Colombian Man Convicted Of False Claims Of U.S. Citizenship And Aggravated Identity Theft
Orlando, Florida – United States Attorney A. Lee Bentley, III announces that a federal jury has found Jaime Tovar-Montoya, a/k/a Jimmy Diaz Tovar (57, Colombia, South America), guilty of making false claims of U.S. citizenship and aggravated identity theft. He faces a maximum penalty of 20 years in federal prison. A sentencing hearing is scheduled for July 21, 2015. Tovar-Montoya was indicted on April 15, 2015.

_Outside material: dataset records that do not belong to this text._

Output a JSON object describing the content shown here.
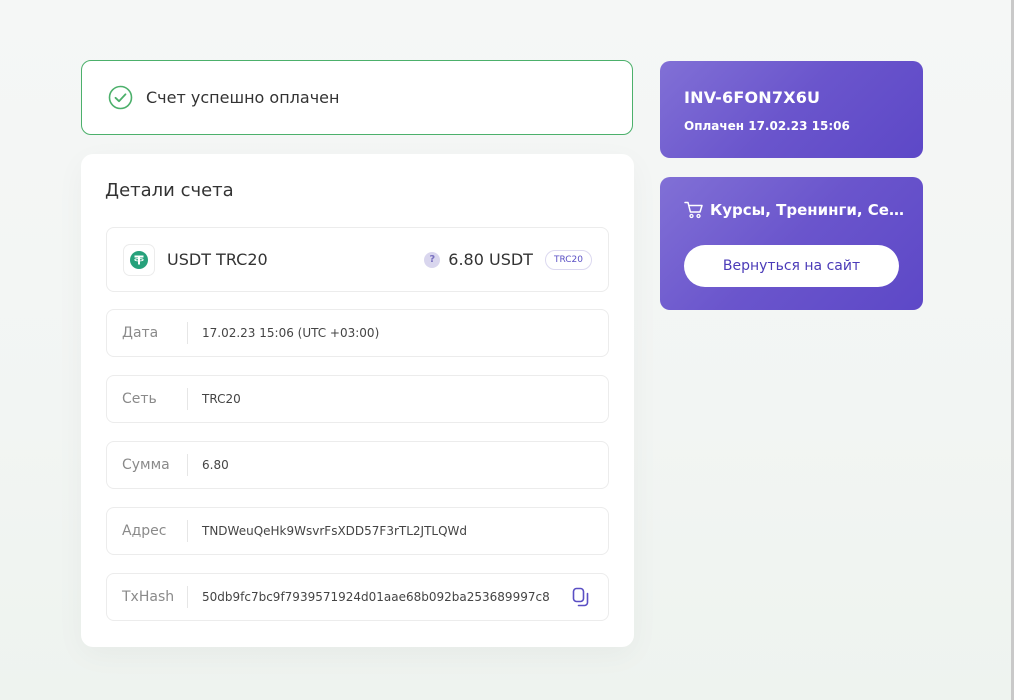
{
  "status": {
    "message": "Счет успешно оплачен"
  },
  "details": {
    "title": "Детали счета",
    "currency": {
      "name": "USDT TRC20",
      "amount": "6.80 USDT",
      "network_badge": "TRC20",
      "help_glyph": "?"
    },
    "rows": [
      {
        "label": "Дата",
        "value": "17.02.23 15:06 (UTC +03:00)"
      },
      {
        "label": "Сеть",
        "value": "TRC20"
      },
      {
        "label": "Сумма",
        "value": "6.80"
      },
      {
        "label": "Адрес",
        "value": "TNDWeuQeHk9WsvrFsXDD57F3rTL2JTLQWd"
      },
      {
        "label": "TxHash",
        "value": "50db9fc7bc9f7939571924d01aae68b092ba253689997c8"
      }
    ]
  },
  "invoice": {
    "id": "INV-6FON7X6U",
    "paid_at": "Оплачен 17.02.23 15:06"
  },
  "shop": {
    "title": "Курсы, Тренинги, Семинары",
    "return_label": "Вернуться на сайт"
  },
  "colors": {
    "success": "#4cb06b",
    "accent": "#6a55cc",
    "tether": "#26a17b"
  },
  "icons": {
    "status": "check-circle-icon",
    "coin": "tether-icon",
    "help": "help-icon",
    "copy": "copy-icon",
    "cart": "cart-icon"
  }
}
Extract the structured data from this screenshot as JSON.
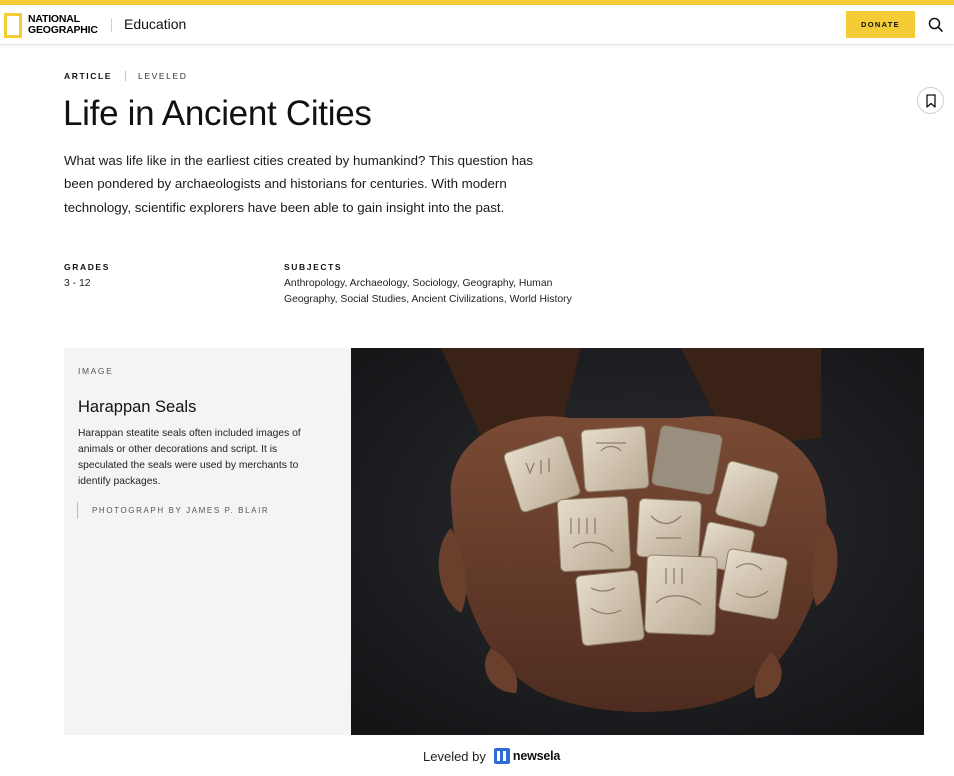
{
  "header": {
    "logo_line1": "NATIONAL",
    "logo_line2": "GEOGRAPHIC",
    "section": "Education",
    "donate_label": "DONATE",
    "accent_color": "#f4cc35"
  },
  "article": {
    "type": "ARTICLE",
    "level": "LEVELED",
    "title": "Life in Ancient Cities",
    "intro": "What was life like in the earliest cities created by humankind? This question has been pondered by archaeologists and historians for centuries. With modern technology, scientific explorers have been able to gain insight into the past.",
    "grades_label": "GRADES",
    "grades_value": "3 - 12",
    "subjects_label": "SUBJECTS",
    "subjects_value": "Anthropology, Archaeology, Sociology, Geography, Human Geography, Social Studies, Ancient Civilizations, World History"
  },
  "figure": {
    "kicker": "IMAGE",
    "title": "Harappan Seals",
    "description": "Harappan steatite seals often included images of animals or other decorations and script. It is speculated the seals were used by merchants to identify packages.",
    "credit": "PHOTOGRAPH BY JAMES P. BLAIR"
  },
  "footer": {
    "leveled_by": "Leveled by",
    "partner": "newsela"
  },
  "icons": {
    "search": "search-icon",
    "bookmark": "bookmark-icon",
    "logo": "yellow-border-logo-icon"
  }
}
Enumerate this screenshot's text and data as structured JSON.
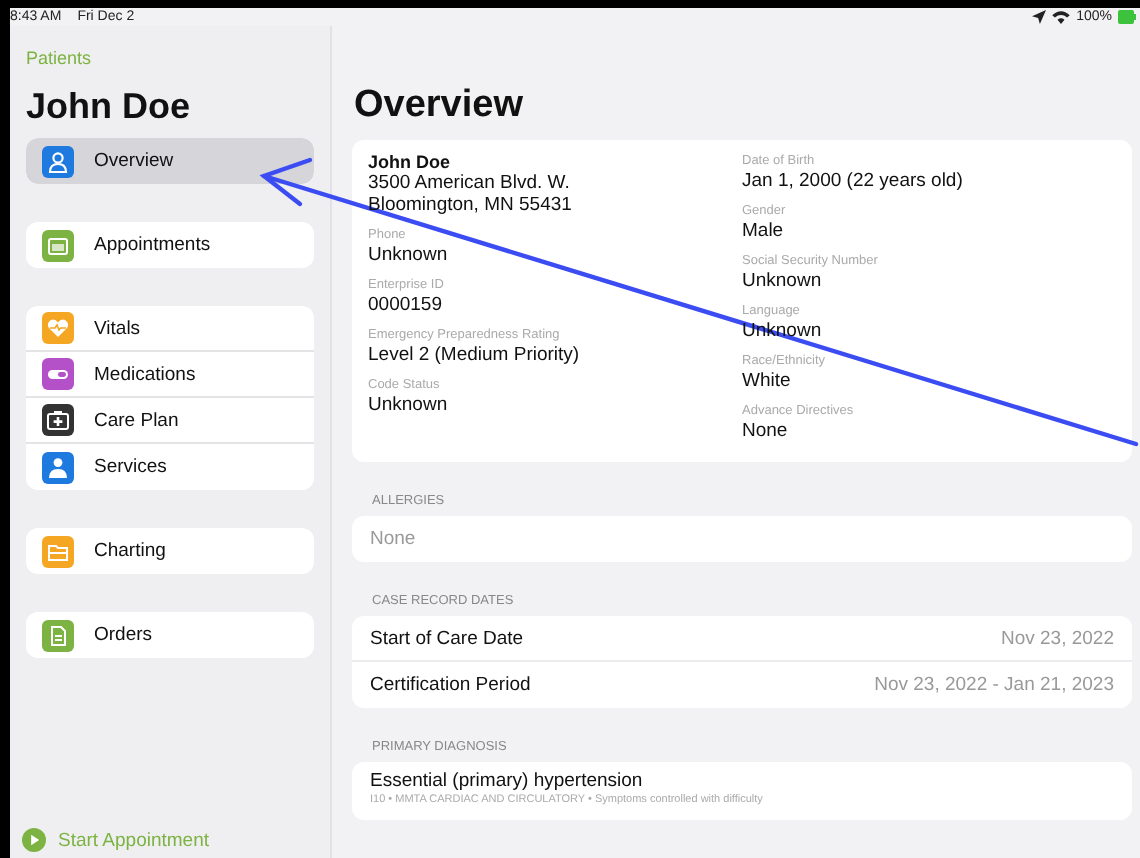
{
  "status_bar": {
    "time": "8:43 AM",
    "date": "Fri Dec 2",
    "battery": "100%"
  },
  "sidebar": {
    "back_link": "Patients",
    "patient_name": "John Doe",
    "groups": [
      {
        "items": [
          {
            "label": "Overview",
            "kind": "person",
            "color": "#1f7ae0",
            "selected": true
          }
        ]
      },
      {
        "items": [
          {
            "label": "Appointments",
            "kind": "calendar",
            "color": "#7cb342",
            "selected": false
          }
        ]
      },
      {
        "items": [
          {
            "label": "Vitals",
            "kind": "heart",
            "color": "#f5a623",
            "selected": false
          },
          {
            "label": "Medications",
            "kind": "pill",
            "color": "#b450c8",
            "selected": false
          },
          {
            "label": "Care Plan",
            "kind": "kit",
            "color": "#333333",
            "selected": false
          },
          {
            "label": "Services",
            "kind": "people",
            "color": "#1f7ae0",
            "selected": false
          }
        ]
      },
      {
        "items": [
          {
            "label": "Charting",
            "kind": "folder",
            "color": "#f5a623",
            "selected": false
          }
        ]
      },
      {
        "items": [
          {
            "label": "Orders",
            "kind": "document",
            "color": "#7cb342",
            "selected": false
          }
        ]
      }
    ],
    "start_button": "Start Appointment"
  },
  "main": {
    "title": "Overview",
    "details": {
      "name": "John Doe",
      "address_lines": [
        "3500 American Blvd. W.",
        "Bloomington, MN 55431"
      ],
      "left_fields": [
        {
          "label": "Phone",
          "value": "Unknown"
        },
        {
          "label": "Enterprise ID",
          "value": "0000159"
        },
        {
          "label": "Emergency Preparedness Rating",
          "value": "Level 2 (Medium Priority)"
        },
        {
          "label": "Code Status",
          "value": "Unknown"
        }
      ],
      "right_fields": [
        {
          "label": "Date of Birth",
          "value": "Jan 1, 2000 (22 years old)"
        },
        {
          "label": "Gender",
          "value": "Male"
        },
        {
          "label": "Social Security Number",
          "value": "Unknown"
        },
        {
          "label": "Language",
          "value": "Unknown"
        },
        {
          "label": "Race/Ethnicity",
          "value": "White"
        },
        {
          "label": "Advance Directives",
          "value": "None"
        }
      ]
    },
    "sections": [
      {
        "heading": "ALLERGIES",
        "kind": "empty",
        "text": "None"
      },
      {
        "heading": "CASE RECORD DATES",
        "kind": "rows",
        "rows": [
          {
            "label": "Start of Care Date",
            "value": "Nov 23, 2022"
          },
          {
            "label": "Certification Period",
            "value": "Nov 23, 2022 - Jan 21, 2023"
          }
        ]
      },
      {
        "heading": "PRIMARY DIAGNOSIS",
        "kind": "diagnosis",
        "title": "Essential (primary) hypertension",
        "detail": "I10 • MMTA CARDIAC AND CIRCULATORY • Symptoms controlled with difficulty"
      }
    ]
  }
}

According to testimony and evidence presented at trial, Tovar-Montoya, a citizen of Colombia, applied for and received a Florida Identification Card in 2010, claiming that he was a U.S. citizen and using the name and birth certificate of a resident of Puerto Rico. Later that year, he used the identification card as proof of identity to apply for a U.S. passport, again claiming to be a citizen of the United States, and using the same name, birth date, and Social Security Number of the Puerto Rico resident.
Under federal law, a person who uses a means of identification of another person without lawful authority in order to commit another felony offense is guilty of aggravated identity theft, which carries a mandatory two-year sentence, in addition to any other sentence received. Having been convicted and adjudicated guilty of two counts of aggravated identity theft, Tovar-Montoya currently faces a mandatory minimum sentence of four years’ imprisonment, in addition to any other sentence he may receive.
This case was investigated by U.S. Immigration and Customs Enforcement’s Homeland Security Investigations. It is being prosecuted by Assistant United States Attorney Bruce S. Ambrose.